You cannot make someone respond to you, but you can avoid putting yourself in a situation where you'll feel ultimately responsible. When someone is unresponsive, they usually are because it works for them as a way of dealing with a difficult situation. They back away and remain silent. This can look like stonewalling in a relationship and destroys communication. The best option for couples with unresponsive partners is to seek couples' therapy so you don't become an enabler to their withdrawal. In a work situation it is different, and these tactics seem to work more effectively:

  1. Make it easy for the person to give you a quick answer. Some people become unresponsive because they are not good at coping with stress. If they feel as though your request is detailed and complicated, they're less likely to respond.
  2. Schedule time on the calendar. Whenever possible, try to keep face-to-face or phone call communication. Set up meetings that are short and to the point; continually ask them for feedback about what they need. Ask them frequently if they need help, and if so, do your best to get them the support they need.
  3. Propose a course of action you'll take if you don't hear back and follow through. Have a consequence or plan B you can mention up front when you first purpose a task. If you tell someone you need a report by the end of the week and it isn't there by Friday, follow through on that plan. It's okay to say things like, "If I don't hear back by Friday at noon, I'll assume you don't want to be part of this project and assign or work with someone else on it."

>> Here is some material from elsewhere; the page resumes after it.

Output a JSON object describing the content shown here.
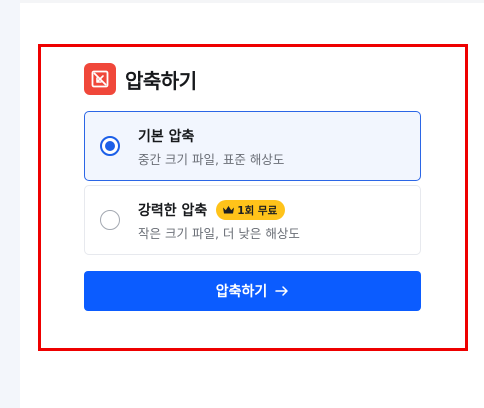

  4. Ask the person directly how you should handle it. This sounds like the craziest and most intimidating method, but it works the best for me. I explain what I'm trying to achieve and ask, "What is the best way to get your response in a timely manner?" Sometimes you're so worried about stepping on someone's feelings that you aren't direct enough for them. This really helps solve that and creates buy in to your project.